Question: How do distribution patterns change with increasing scale level, and can this shift be attributed to dispersal and/or niche limitation?
Location: Dune slacks at the Belgian and North French coast.
Method: Frequency distribution patterns of species were tested over different scale levels (ranging from 0.008 to 45 km2). Analyses were executed for the total species pool and for subsets of species with high and low dispersal rates and habitat generalist and specialist species.
Results: Species distributions for the total species pool on scale levels larger than 1.5 km2 were unimodal, with an overrepresentation of rare species. With decreasing scale level, the proportion of common species increased, leading to weak bimodality. Distributions of subsets of slowly dispersing and habitat specialist species are on all scale levels characterised by a strongly unimodal pattern. The subset of species with high dispersal rates and habitat generalist species has a higher proportion of common species, leading to a significant core peak.
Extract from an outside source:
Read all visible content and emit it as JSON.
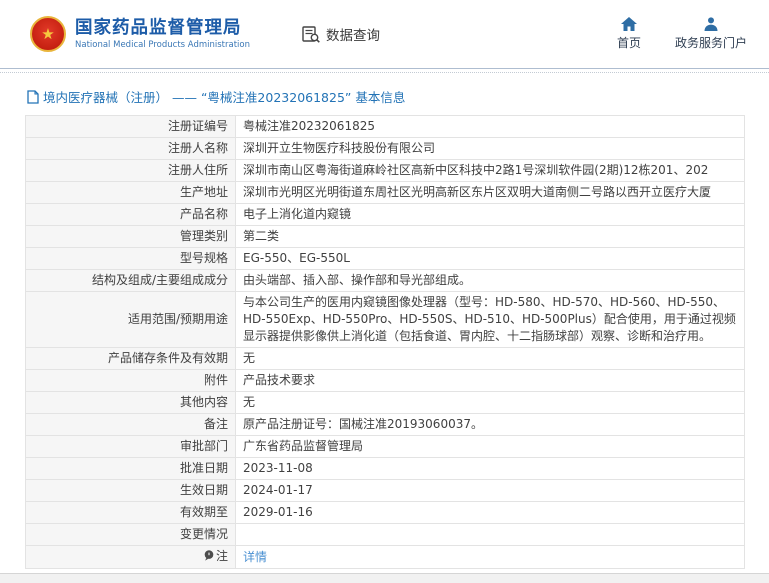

Conclusions: On all scale levels both dispersal and niche limitation are hampering the wider distribution of rare species. However, since isolation and habitat heterogeneity are limited on the smaller scale levels, a larger proportion of well dispersing and habitat generalist species is able to occupy a high number of patches, resulting in a significant core peak for the total species pool.
Nomenclature: Lambinon et al. (1998).